> LISTED ENTRIES
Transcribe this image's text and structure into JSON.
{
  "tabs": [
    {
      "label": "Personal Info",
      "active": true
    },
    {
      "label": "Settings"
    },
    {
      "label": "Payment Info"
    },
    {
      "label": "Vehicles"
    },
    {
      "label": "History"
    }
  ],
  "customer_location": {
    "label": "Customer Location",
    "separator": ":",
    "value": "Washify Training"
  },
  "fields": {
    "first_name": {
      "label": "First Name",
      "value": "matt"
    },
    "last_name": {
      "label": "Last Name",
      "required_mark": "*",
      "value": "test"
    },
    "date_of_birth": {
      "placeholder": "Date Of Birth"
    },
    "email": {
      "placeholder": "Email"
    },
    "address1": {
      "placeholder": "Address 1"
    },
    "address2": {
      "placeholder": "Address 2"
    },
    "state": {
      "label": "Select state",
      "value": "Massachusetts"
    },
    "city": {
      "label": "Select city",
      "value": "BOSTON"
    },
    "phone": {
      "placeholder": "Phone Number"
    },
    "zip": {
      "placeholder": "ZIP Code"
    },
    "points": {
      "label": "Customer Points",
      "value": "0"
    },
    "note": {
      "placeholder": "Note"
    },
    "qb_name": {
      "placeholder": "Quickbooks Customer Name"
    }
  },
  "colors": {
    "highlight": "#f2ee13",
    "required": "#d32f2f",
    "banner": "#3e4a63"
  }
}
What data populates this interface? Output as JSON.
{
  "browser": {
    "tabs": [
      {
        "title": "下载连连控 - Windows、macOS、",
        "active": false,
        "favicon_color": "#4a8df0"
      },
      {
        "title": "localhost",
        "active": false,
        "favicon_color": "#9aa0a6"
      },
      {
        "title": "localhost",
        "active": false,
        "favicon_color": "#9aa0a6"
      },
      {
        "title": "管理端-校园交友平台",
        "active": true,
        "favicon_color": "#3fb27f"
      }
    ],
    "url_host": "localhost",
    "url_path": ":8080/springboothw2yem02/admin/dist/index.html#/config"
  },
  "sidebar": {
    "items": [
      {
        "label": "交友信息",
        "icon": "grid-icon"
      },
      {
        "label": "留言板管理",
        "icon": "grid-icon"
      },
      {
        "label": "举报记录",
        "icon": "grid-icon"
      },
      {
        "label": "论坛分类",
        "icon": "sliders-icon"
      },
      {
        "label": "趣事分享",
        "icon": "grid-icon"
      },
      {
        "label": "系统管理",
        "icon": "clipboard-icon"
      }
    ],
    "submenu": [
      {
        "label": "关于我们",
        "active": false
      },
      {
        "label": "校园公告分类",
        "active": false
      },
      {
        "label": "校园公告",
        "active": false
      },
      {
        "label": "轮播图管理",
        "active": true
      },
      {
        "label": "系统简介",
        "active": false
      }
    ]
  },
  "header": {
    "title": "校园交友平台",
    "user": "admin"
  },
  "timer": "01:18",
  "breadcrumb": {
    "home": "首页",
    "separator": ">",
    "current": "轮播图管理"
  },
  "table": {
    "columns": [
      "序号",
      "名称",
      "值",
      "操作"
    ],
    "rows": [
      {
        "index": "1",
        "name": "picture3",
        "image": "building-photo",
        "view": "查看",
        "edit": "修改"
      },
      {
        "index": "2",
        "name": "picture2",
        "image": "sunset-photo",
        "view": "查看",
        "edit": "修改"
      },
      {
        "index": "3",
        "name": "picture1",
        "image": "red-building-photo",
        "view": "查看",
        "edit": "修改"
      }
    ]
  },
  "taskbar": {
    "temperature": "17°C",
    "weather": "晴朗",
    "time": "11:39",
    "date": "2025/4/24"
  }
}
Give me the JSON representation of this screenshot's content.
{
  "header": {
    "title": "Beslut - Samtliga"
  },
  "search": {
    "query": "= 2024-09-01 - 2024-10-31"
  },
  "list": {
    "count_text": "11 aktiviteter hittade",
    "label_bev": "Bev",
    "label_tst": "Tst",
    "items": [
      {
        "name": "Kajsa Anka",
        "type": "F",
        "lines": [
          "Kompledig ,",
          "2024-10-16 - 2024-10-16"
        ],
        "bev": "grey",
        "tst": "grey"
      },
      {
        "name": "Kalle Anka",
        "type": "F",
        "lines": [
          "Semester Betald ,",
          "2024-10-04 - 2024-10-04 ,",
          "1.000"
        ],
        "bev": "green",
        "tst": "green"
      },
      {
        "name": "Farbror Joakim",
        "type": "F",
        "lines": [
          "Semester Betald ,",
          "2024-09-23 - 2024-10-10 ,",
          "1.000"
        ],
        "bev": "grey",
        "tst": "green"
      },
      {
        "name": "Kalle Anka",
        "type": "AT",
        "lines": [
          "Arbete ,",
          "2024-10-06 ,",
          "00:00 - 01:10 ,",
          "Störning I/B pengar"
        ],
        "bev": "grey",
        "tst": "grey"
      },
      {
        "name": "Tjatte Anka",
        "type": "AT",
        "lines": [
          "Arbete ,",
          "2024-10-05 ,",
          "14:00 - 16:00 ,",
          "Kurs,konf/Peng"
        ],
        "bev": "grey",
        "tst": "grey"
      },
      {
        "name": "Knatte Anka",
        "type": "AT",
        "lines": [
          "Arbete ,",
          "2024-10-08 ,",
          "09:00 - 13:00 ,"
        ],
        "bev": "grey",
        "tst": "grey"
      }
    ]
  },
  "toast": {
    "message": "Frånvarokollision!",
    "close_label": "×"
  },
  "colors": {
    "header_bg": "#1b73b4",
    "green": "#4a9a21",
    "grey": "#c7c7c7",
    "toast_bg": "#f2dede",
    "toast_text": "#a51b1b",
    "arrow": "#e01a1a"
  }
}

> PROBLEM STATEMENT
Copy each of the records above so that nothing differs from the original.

> TASK RESULT
Transcribe this image's text and structure into JSON.
{
  "tabs": [
    {
      "label": "Personal Info",
      "active": true
    },
    {
      "label": "Settings"
    },
    {
      "label": "Payment Info"
    },
    {
      "label": "Vehicles"
    },
    {
      "label": "History"
    }
  ],
  "customer_location": {
    "label": "Customer Location",
    "separator": ":",
    "value": "Washify Training"
  },
  "fields": {
    "first_name": {
      "label": "First Name",
      "value": "matt"
    },
    "last_name": {
      "label": "Last Name",
      "required_mark": "*",
      "value": "test"
    },
    "date_of_birth": {
      "placeholder": "Date Of Birth"
    },
    "email": {
      "placeholder": "Email"
    },
    "address1": {
      "placeholder": "Address 1"
    },
    "address2": {
      "placeholder": "Address 2"
    },
    "state": {
      "label": "Select state",
      "value": "Massachusetts"
    },
    "city": {
      "label": "Select city",
      "value": "BOSTON"
    },
    "phone": {
      "placeholder": "Phone Number"
    },
    "zip": {
      "placeholder": "ZIP Code"
    },
    "points": {
      "label": "Customer Points",
      "value": "0"
    },
    "note": {
      "placeholder": "Note"
    },
    "qb_name": {
      "placeholder": "Quickbooks Customer Name"
    }
  },
  "colors": {
    "highlight": "#f2ee13",
    "required": "#d32f2f",
    "banner": "#3e4a63"
  }
}
What data populates this interface? Output as JSON.
{
  "browser": {
    "tabs": [
      {
        "title": "下载连连控 - Windows、macOS、",
        "active": false,
        "favicon_color": "#4a8df0"
      },
      {
        "title": "localhost",
        "active": false,
        "favicon_color": "#9aa0a6"
      },
      {
        "title": "localhost",
        "active": false,
        "favicon_color": "#9aa0a6"
      },
      {
        "title": "管理端-校园交友平台",
        "active": true,
        "favicon_color": "#3fb27f"
      }
    ],
    "url_host": "localhost",
    "url_path": ":8080/springboothw2yem02/admin/dist/index.html#/config"
  },
  "sidebar": {
    "items": [
      {
        "label": "交友信息",
        "icon": "grid-icon"
      },
      {
        "label": "留言板管理",
        "icon": "grid-icon"
      },
      {
        "label": "举报记录",
        "icon": "grid-icon"
      },
      {
        "label": "论坛分类",
        "icon": "sliders-icon"
      },
      {
        "label": "趣事分享",
        "icon": "grid-icon"
      },
      {
        "label": "系统管理",
        "icon": "clipboard-icon"
      }
    ],
    "submenu": [
      {
        "label": "关于我们",
        "active": false
      },
      {
        "label": "校园公告分类",
        "active": false
      },
      {
        "label": "校园公告",
        "active": false
      },
      {
        "label": "轮播图管理",
        "active": true
      },
      {
        "label": "系统简介",
        "active": false
      }
    ]
  },
  "header": {
    "title": "校园交友平台",
    "user": "admin"
  },
  "timer": "01:18",
  "breadcrumb": {
    "home": "首页",
    "separator": ">",
    "current": "轮播图管理"
  },
  "table": {
    "columns": [
      "序号",
      "名称",
      "值",
      "操作"
    ],
    "rows": [
      {
        "index": "1",
        "name": "picture3",
        "image": "building-photo",
        "view": "查看",
        "edit": "修改"
      },
      {
        "index": "2",
        "name": "picture2",
        "image": "sunset-photo",
        "view": "查看",
        "edit": "修改"
      },
      {
        "index": "3",
        "name": "picture1",
        "image": "red-building-photo",
        "view": "查看",
        "edit": "修改"
      }
    ]
  },
  "taskbar": {
    "temperature": "17°C",
    "weather": "晴朗",
    "time": "11:39",
    "date": "2025/4/24"
  }
}
Give me the JSON representation of this screenshot's content.
{
  "header": {
    "title": "Beslut - Samtliga"
  },
  "search": {
    "query": "= 2024-09-01 - 2024-10-31"
  },
  "list": {
    "count_text": "11 aktiviteter hittade",
    "label_bev": "Bev",
    "label_tst": "Tst",
    "items": [
      {
        "name": "Kajsa Anka",
        "type": "F",
        "lines": [
          "Kompledig ,",
          "2024-10-16 - 2024-10-16"
        ],
        "bev": "grey",
        "tst": "grey"
      },
      {
        "name": "Kalle Anka",
        "type": "F",
        "lines": [
          "Semester Betald ,",
          "2024-10-04 - 2024-10-04 ,",
          "1.000"
        ],
        "bev": "green",
        "tst": "green"
      },
      {
        "name": "Farbror Joakim",
        "type": "F",
        "lines": [
          "Semester Betald ,",
          "2024-09-23 - 2024-10-10 ,",
          "1.000"
        ],
        "bev": "grey",
        "tst": "green"
      },
      {
        "name": "Kalle Anka",
        "type": "AT",
        "lines": [
          "Arbete ,",
          "2024-10-06 ,",
          "00:00 - 01:10 ,",
          "Störning I/B pengar"
        ],
        "bev": "grey",
        "tst": "grey"
      },
      {
        "name": "Tjatte Anka",
        "type": "AT",
        "lines": [
          "Arbete ,",
          "2024-10-05 ,",
          "14:00 - 16:00 ,",
          "Kurs,konf/Peng"
        ],
        "bev": "grey",
        "tst": "grey"
      },
      {
        "name": "Knatte Anka",
        "type": "AT",
        "lines": [
          "Arbete ,",
          "2024-10-08 ,",
          "09:00 - 13:00 ,"
        ],
        "bev": "grey",
        "tst": "grey"
      }
    ]
  },
  "toast": {
    "message": "Frånvarokollision!",
    "close_label": "×"
  },
  "colors": {
    "header_bg": "#1b73b4",
    "green": "#4a9a21",
    "grey": "#c7c7c7",
    "toast_bg": "#f2dede",
    "toast_text": "#a51b1b",
    "arrow": "#e01a1a"
  }
}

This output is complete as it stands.